Portadown has come to symbolise what is seen as loyalist intransigence and sectarianism. This is the hometown of Billy Wright, leader of the loyalist Volunteer Force murdered in the Maze, which does not recognise and is not taking part in the Mitchell negotiations.
Drumcree is just two miles away and preparations are already under way for the annual Orange Parade on the Garvachy Road, with all its potential for confrontation and conflict.
But many of this city's Protestants, who make up 73 per cent of the population, maintain that it is they who are discriminated against and are the real victims of the Troubles.
The Loyalist housing estates of Portadown mourn the martyrdom of Wright. Slogans on the walls over neatly painted kerbstones in red, blue and white declare "Not talking but walking - Drumcree", "LVF, the true defenders", and the old battle cry of "No Surrender".
At the Edgartown housing estate, where Wright used to drink at the Golden Hind, a man wearing gold chains and sporting an armful of tattoos said: "If [David] Trimble and his kind sell out Ulster, people will know there is nothing left to lose, there will be war."
The man added: "There is plenty of everything around from talking to people, guns, plastics, no problem."
The LVF was born out of the mid-Ulster unit of the Ulster Volunteer Force when the parent body expelled it after a bitter dispute over a pre-Drumcree march. Following Wright's killing it went on a murder spree of Republicans and Catholics.
"We support them," said Margaret, a housewife. "They're the only ones who are prepared to look after us. Billy Wright was a good man, he did a lot for the community."
Billy Wright's grandfather was elected an alderman in Portadown. He stood as an Independent. Billy grew up with Catholics, and even in his days as a paramilitary commander claimed that he was not sectarian. What would happen if a Catholic walked in here? After knowing smiles one said: "He wouldn't be walking out of here." What about after a peace settlement? "He wouldn't be walking out of here."
Gangs of Protestant and Catholic youths have been involved in skirmishes in the city's high street. Unionist and SDLP councillors in Craigavon Borough Council have asked for increased policing. Allan Wilson, 36, a Protestant self-employed businessman, said: "We never had this before. Hardly a sign of progress is it? I doubt if the peace deal is going to work, it seems to me that one side is getting everything and the other nothing. The Protestant people are losing out."
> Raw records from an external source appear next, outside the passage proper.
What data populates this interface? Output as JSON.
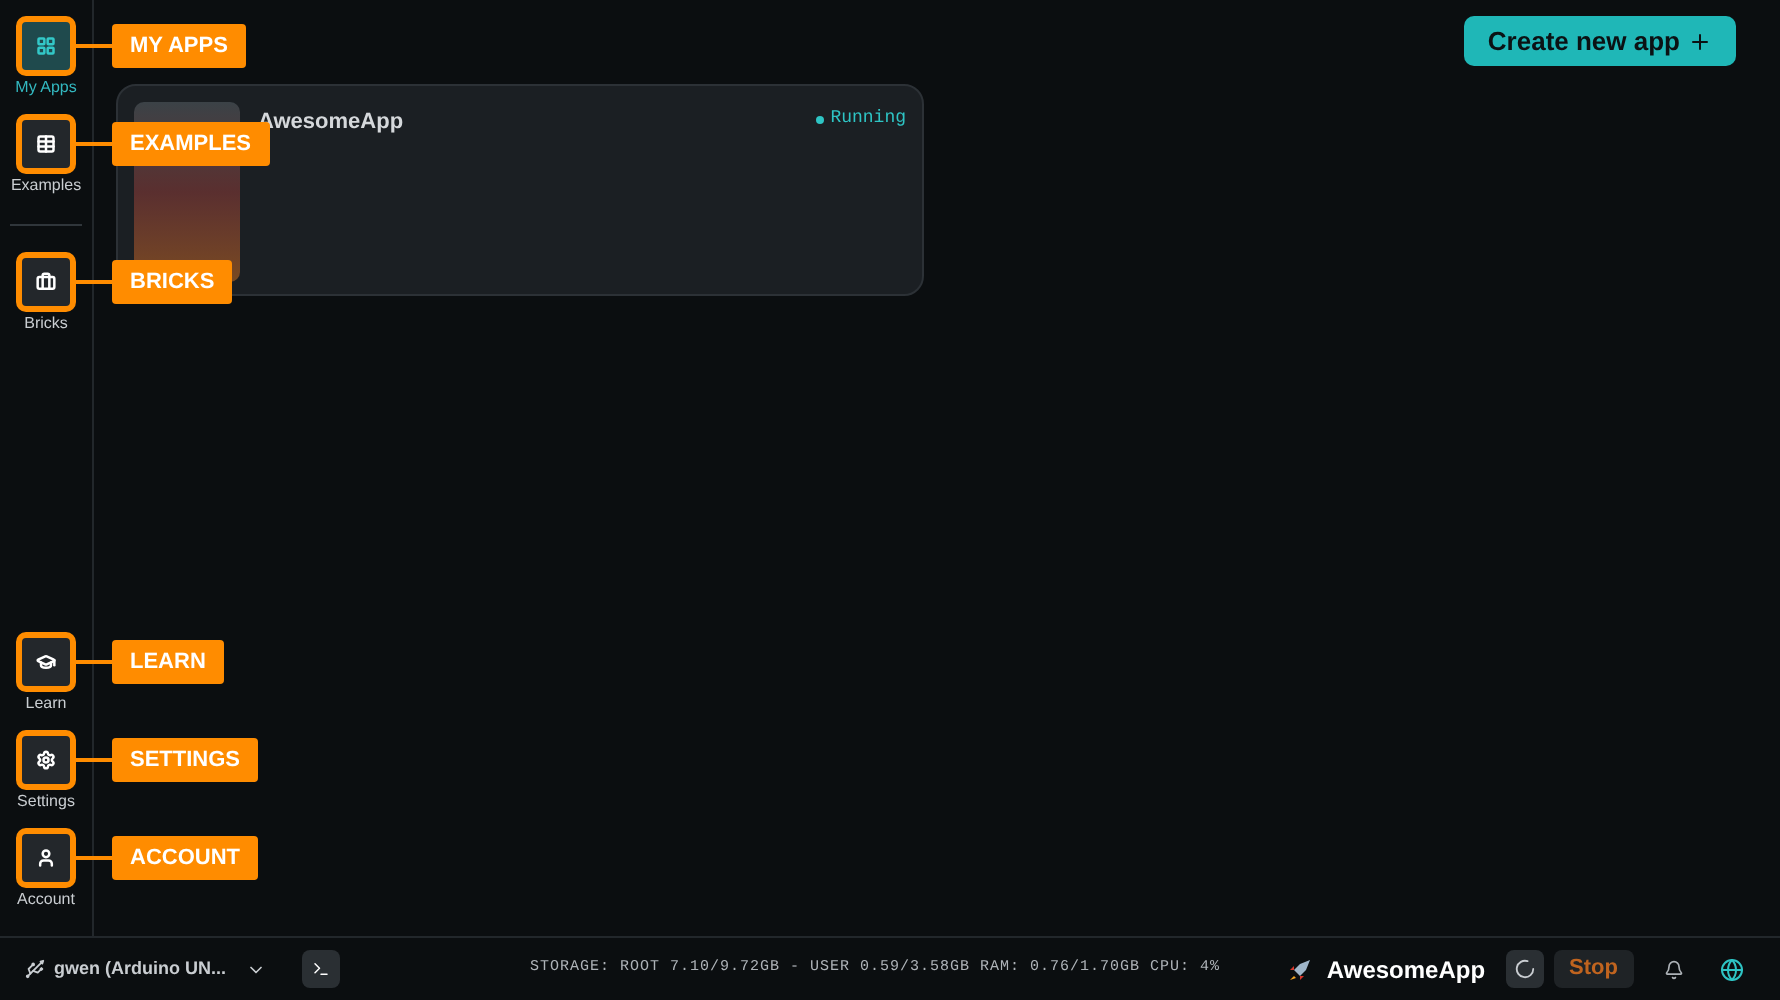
{
  "header": {
    "create_button": "Create new app"
  },
  "sidebar": {
    "top_items": [
      {
        "label": "My Apps",
        "kind": "grid",
        "selected": true,
        "callout": "MY APPS"
      },
      {
        "label": "Examples",
        "kind": "table",
        "selected": false,
        "callout": "EXAMPLES"
      }
    ],
    "middle_items": [
      {
        "label": "Bricks",
        "kind": "brick",
        "selected": false,
        "callout": "BRICKS"
      }
    ],
    "bottom_items": [
      {
        "label": "Learn",
        "kind": "cap",
        "selected": false,
        "callout": "LEARN"
      },
      {
        "label": "Settings",
        "kind": "gear",
        "selected": false,
        "callout": "SETTINGS"
      },
      {
        "label": "Account",
        "kind": "user",
        "selected": false,
        "callout": "ACCOUNT"
      }
    ]
  },
  "apps": [
    {
      "name": "AwesomeApp",
      "status": "Running",
      "running": true
    }
  ],
  "status_bar": {
    "board": "gwen (Arduino UN...",
    "stats": "STORAGE: ROOT 7.10/9.72GB - USER 0.59/3.58GB RAM: 0.76/1.70GB CPU: 4%",
    "app_name": "AwesomeApp",
    "stop_button": "Stop"
  }
}
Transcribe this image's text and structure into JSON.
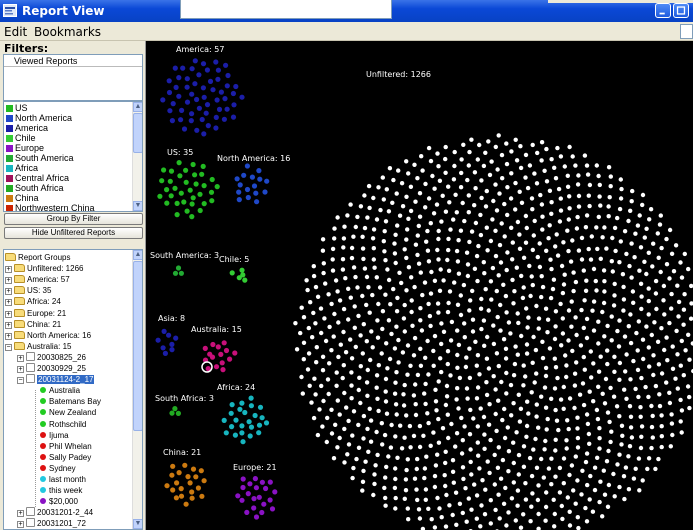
{
  "window": {
    "title": "Report View"
  },
  "menu": {
    "items": [
      "Edit",
      "Bookmarks"
    ]
  },
  "filters": {
    "heading": "Filters:",
    "viewed_reports_header": "Viewed Reports",
    "legend": [
      {
        "label": "US",
        "color": "#22bb22"
      },
      {
        "label": "North America",
        "color": "#1f48c8"
      },
      {
        "label": "America",
        "color": "#1b1ea8"
      },
      {
        "label": "Chile",
        "color": "#33cc33"
      },
      {
        "label": "Europe",
        "color": "#8a12c4"
      },
      {
        "label": "South America",
        "color": "#22aa33"
      },
      {
        "label": "Africa",
        "color": "#17b5bf"
      },
      {
        "label": "Central Africa",
        "color": "#a0105a"
      },
      {
        "label": "South Africa",
        "color": "#22aa22"
      },
      {
        "label": "China",
        "color": "#cc7a10"
      },
      {
        "label": "Northwestern China",
        "color": "#cc2200"
      }
    ],
    "buttons": {
      "group_by": "Group By Filter",
      "hide_unfiltered": "Hide Unfiltered Reports"
    }
  },
  "tree": {
    "root": "Report Groups",
    "groups": [
      "Unfiltered: 1266",
      "America: 57",
      "US: 35",
      "Africa: 24",
      "Europe: 21",
      "China: 21",
      "North America: 16",
      "Australia: 15"
    ],
    "australia_children": [
      "20030825_26",
      "20030929_25",
      "20031124-2_17"
    ],
    "selected_children": [
      {
        "label": "Australia",
        "color": "#22cc22"
      },
      {
        "label": "Batemans Bay",
        "color": "#22cc22"
      },
      {
        "label": "New Zealand",
        "color": "#22cc22"
      },
      {
        "label": "Rothschild",
        "color": "#22cc22"
      },
      {
        "label": "Ijuma",
        "color": "#dd1111"
      },
      {
        "label": "Phil Whelan",
        "color": "#dd1111"
      },
      {
        "label": "Sally Padey",
        "color": "#dd1111"
      },
      {
        "label": "Sydney",
        "color": "#dd1111"
      },
      {
        "label": "last month",
        "color": "#22c8e0"
      },
      {
        "label": "this week",
        "color": "#22c8e0"
      },
      {
        "label": "$20,000",
        "color": "#8a12c4"
      }
    ],
    "more_children": [
      "20031201-2_44",
      "20031201_72"
    ]
  },
  "canvas": {
    "clusters": [
      {
        "label": "America: 57",
        "count": 57,
        "color": "#1b1ea8"
      },
      {
        "label": "US: 35",
        "count": 35,
        "color": "#22bb22"
      },
      {
        "label": "North America: 16",
        "count": 16,
        "color": "#1f48c8"
      },
      {
        "label": "South America: 3",
        "count": 3,
        "color": "#22aa33"
      },
      {
        "label": "Chile: 5",
        "count": 5,
        "color": "#33cc33"
      },
      {
        "label": "Asia: 8",
        "count": 8,
        "color": "#1b1ea8"
      },
      {
        "label": "Australia: 15",
        "count": 15,
        "color": "#c8107a"
      },
      {
        "label": "South Africa: 3",
        "count": 3,
        "color": "#22aa22"
      },
      {
        "label": "Africa: 24",
        "count": 24,
        "color": "#17b5bf"
      },
      {
        "label": "China: 21",
        "count": 21,
        "color": "#cc7a10"
      },
      {
        "label": "Europe: 21",
        "count": 21,
        "color": "#8a12c4"
      },
      {
        "label": "Unfiltered: 1266",
        "count": 1266,
        "color": "#ffffff"
      }
    ]
  }
}
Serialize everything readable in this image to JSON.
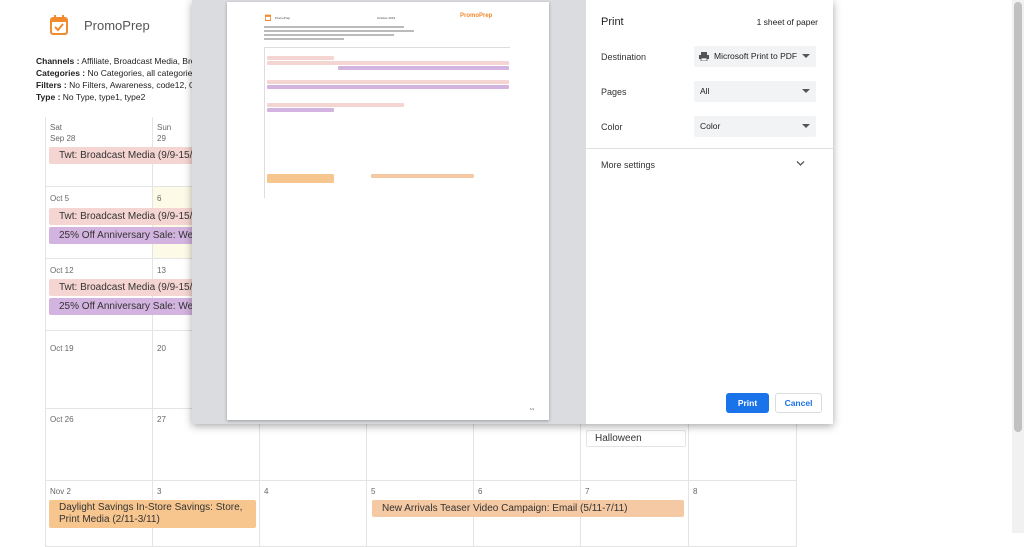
{
  "app": {
    "title": "PromoPrep"
  },
  "filters": {
    "channels_label": "Channels :",
    "channels_value": "Affiliate, Broadcast Media, Broadca",
    "categories_label": "Categories :",
    "categories_value": "No Categories, all categories, all c",
    "filters_label": "Filters :",
    "filters_value": "No Filters, Awareness, code12, Consid",
    "type_label": "Type :",
    "type_value": "No Type, type1, type2"
  },
  "calendar": {
    "days": {
      "sat_header": "Sat",
      "sun_header": "Sun",
      "sep28": "Sep 28",
      "sep29": "29",
      "oct5": "Oct 5",
      "oct6": "6",
      "oct12": "Oct 12",
      "oct13": "13",
      "oct19": "Oct 19",
      "oct20": "20",
      "oct26": "Oct 26",
      "oct27": "27",
      "nov2": "Nov 2",
      "nov3": "3",
      "nov4": "4",
      "nov5": "5",
      "nov6": "6",
      "nov7": "7",
      "nov8": "8"
    },
    "events": {
      "broadcast_1": "Twt: Broadcast Media (9/9-15/",
      "broadcast_2": "Twt: Broadcast Media (9/9-15/",
      "anniversary_1": "25% Off Anniversary Sale: Web",
      "broadcast_3": "Twt: Broadcast Media (9/9-15/",
      "anniversary_2": "25% Off Anniversary Sale: Web",
      "halloween": "Halloween",
      "daylight": "Daylight Savings In-Store Savings: Store, Print Media (2/11-3/11)",
      "new_arrivals": "New Arrivals Teaser Video Campaign: Email (5/11-7/11)"
    }
  },
  "print_dialog": {
    "title": "Print",
    "sheet_count": "1 sheet of paper",
    "destination_label": "Destination",
    "destination_value": "Microsoft Print to PDF",
    "pages_label": "Pages",
    "pages_value": "All",
    "color_label": "Color",
    "color_value": "Color",
    "more_settings": "More settings",
    "print_button": "Print",
    "cancel_button": "Cancel",
    "preview": {
      "app_name": "PromoPrep",
      "month": "October 2019",
      "brand": "PromoPrep",
      "page_number": "1/1"
    }
  },
  "colors": {
    "accent": "#1a73e8",
    "brand": "#f28a2e",
    "pink": "#f5d5d1",
    "purple": "#d3b3df",
    "orange": "#f7c68f"
  }
}
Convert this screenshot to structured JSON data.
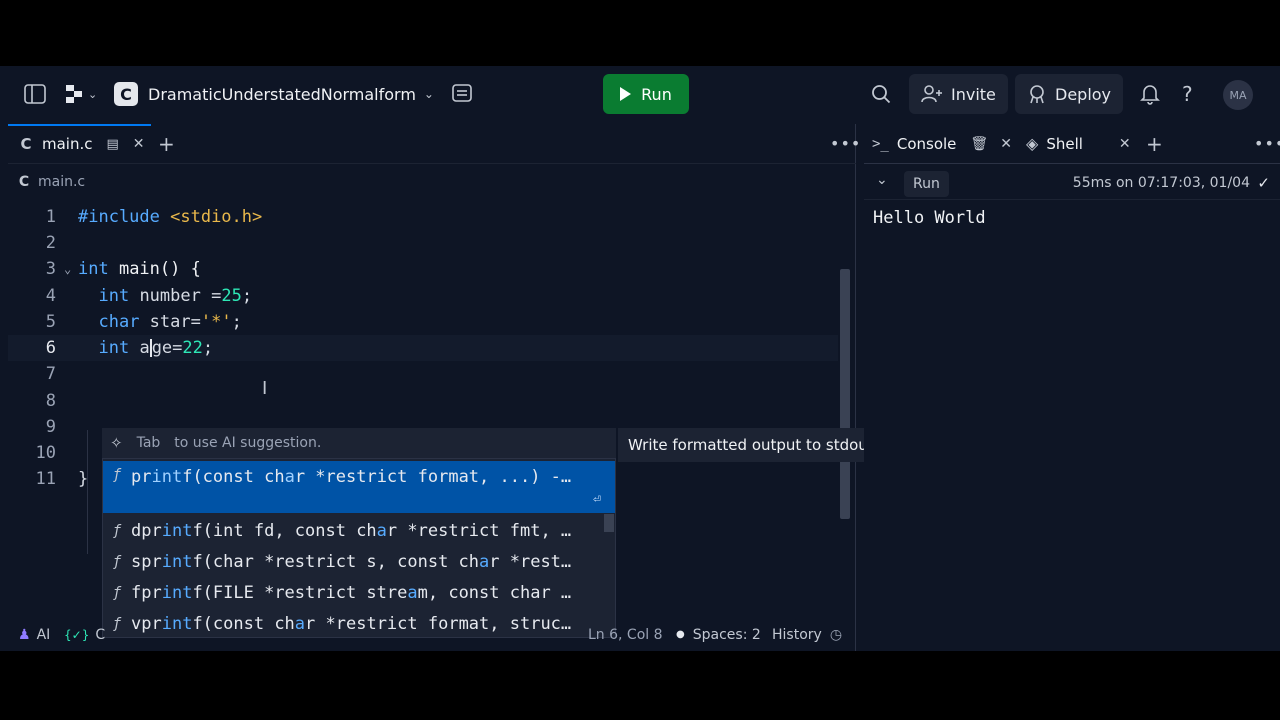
{
  "topbar": {
    "repl_name": "DramaticUnderstatedNormalform",
    "run_label": "Run",
    "invite_label": "Invite",
    "deploy_label": "Deploy",
    "avatar_initials": "MA"
  },
  "editor": {
    "tab_label": "main.c",
    "breadcrumb": "main.c",
    "line_numbers": [
      "1",
      "2",
      "3",
      "4",
      "5",
      "6",
      "7",
      "8",
      "9",
      "10",
      "11"
    ],
    "code": {
      "l1_directive": "#include",
      "l1_header": " <stdio.h>",
      "l3_type": "int",
      "l3_rest": " main() {",
      "l4_type": "int",
      "l4_name": " number =",
      "l4_value": "25",
      "l4_end": ";",
      "l5_type": "char",
      "l5_name": " star=",
      "l5_value": "'*'",
      "l5_end": ";",
      "l6_type": "int",
      "l6_name_a": " a",
      "l6_name_b": "ge=",
      "l6_value": "22",
      "l6_end": ";",
      "l11": "}"
    }
  },
  "autocomplete": {
    "ai_key": "Tab",
    "ai_text": "to use AI suggestion.",
    "doc": "Write formatted output to stdout.",
    "items": [
      {
        "a": "pr",
        "m1": "int",
        "b": "f(const ch",
        "m2": "a",
        "c": "r *restrict format, ...) -…"
      },
      {
        "a": "dpr",
        "m1": "int",
        "b": "f(int fd, const ch",
        "m2": "a",
        "c": "r *restrict fmt, …"
      },
      {
        "a": "spr",
        "m1": "int",
        "b": "f(char *restrict s, const ch",
        "m2": "a",
        "c": "r *rest…"
      },
      {
        "a": "fpr",
        "m1": "int",
        "b": "f(FILE *restrict stre",
        "m2": "a",
        "c": "m, const char …"
      },
      {
        "a": "vpr",
        "m1": "int",
        "b": "f(const ch",
        "m2": "a",
        "c": "r *restrict format, struc…"
      }
    ]
  },
  "statusbar": {
    "ai_label": "AI",
    "lang_label": "C",
    "position": "Ln 6, Col 8",
    "spaces": "Spaces: 2",
    "history": "History"
  },
  "console": {
    "tab_console": "Console",
    "tab_shell": "Shell",
    "run_chip": "Run",
    "timing": "55ms on 07:17:03, 01/04",
    "output": "Hello World"
  },
  "colors": {
    "run_green": "#0a7c31",
    "selection_blue": "#0053a6",
    "keyword_blue": "#57abff",
    "number_teal": "#2ee7b6",
    "string_yellow": "#e9b84b"
  }
}
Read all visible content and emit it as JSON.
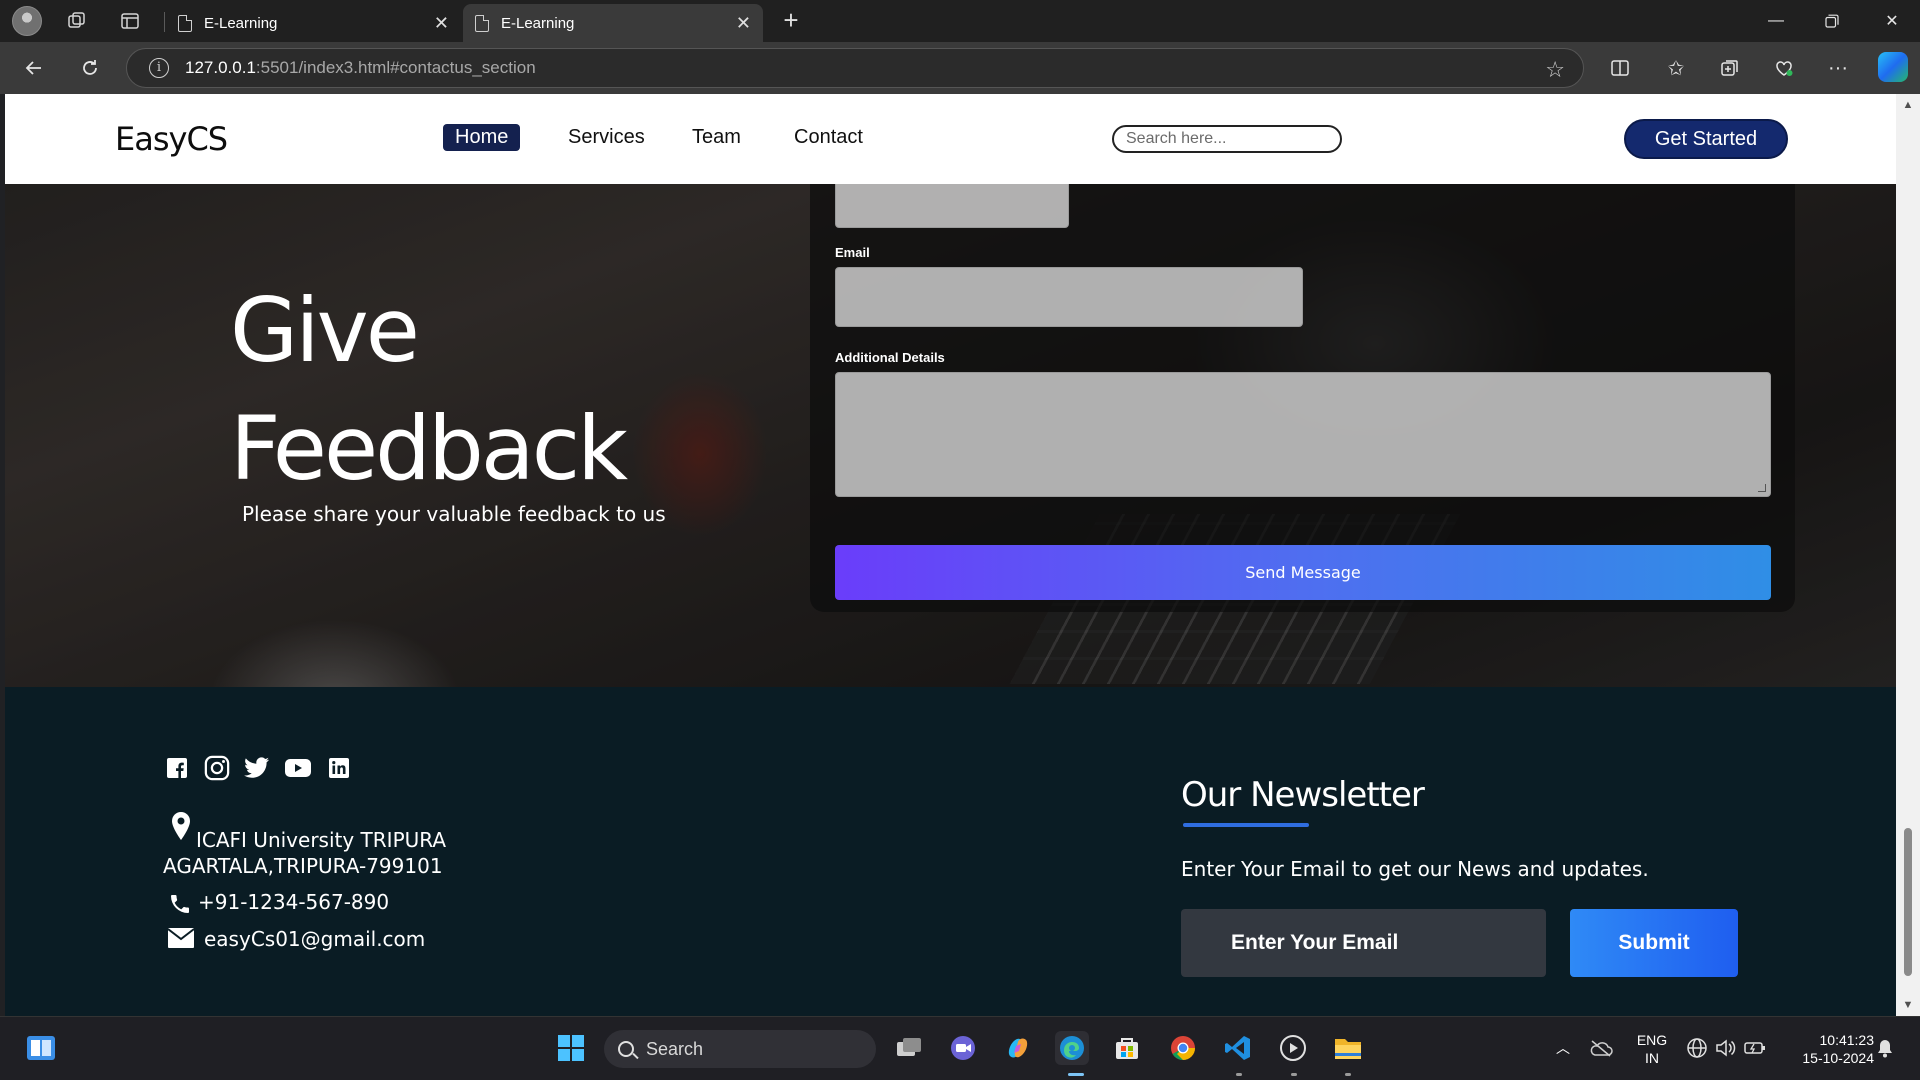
{
  "browser": {
    "tabs": [
      {
        "title": "E-Learning",
        "active": false
      },
      {
        "title": "E-Learning",
        "active": true
      }
    ],
    "address": {
      "host": "127.0.0.1",
      "rest": ":5501/index3.html#contactus_section"
    }
  },
  "navbar": {
    "logo": "EasyCS",
    "links": [
      "Home",
      "Services",
      "Team",
      "Contact"
    ],
    "active_link": "Home",
    "search_placeholder": "Search here...",
    "cta_label": "Get Started",
    "colors": {
      "active": "#14214f",
      "cta": "#14296e"
    }
  },
  "feedback": {
    "title_line1": "Give",
    "title_line2": "Feedback",
    "subtitle": "Please share your valuable feedback to us",
    "email_label": "Email",
    "details_label": "Additional Details",
    "send_label": "Send Message"
  },
  "footer": {
    "social_icons": [
      "facebook-icon",
      "instagram-icon",
      "twitter-icon",
      "youtube-icon",
      "linkedin-icon"
    ],
    "address_line1": "ICAFI University TRIPURA",
    "address_line2": "AGARTALA,TRIPURA-799101",
    "phone": "+91-1234-567-890",
    "email": "easyCs01@gmail.com",
    "newsletter": {
      "title": "Our Newsletter",
      "text": "Enter Your Email to get our News and updates.",
      "input_placeholder": "Enter Your Email",
      "submit_label": "Submit"
    }
  },
  "taskbar": {
    "search_label": "Search",
    "lang_line1": "ENG",
    "lang_line2": "IN",
    "time": "10:41:23",
    "date": "15-10-2024"
  }
}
The Catholic minority in the city is guardedly optimistic about the future. A woman from a Catholic estate said: "Both sides have got to make compromises. It is silly to say that all Catholics support Sinn Fein or the IRA. But we certainly do not like to see all the troubles that come with the Orange marches. That's the trouble with this country, there are too many memories and not enough looking forward."Reuse content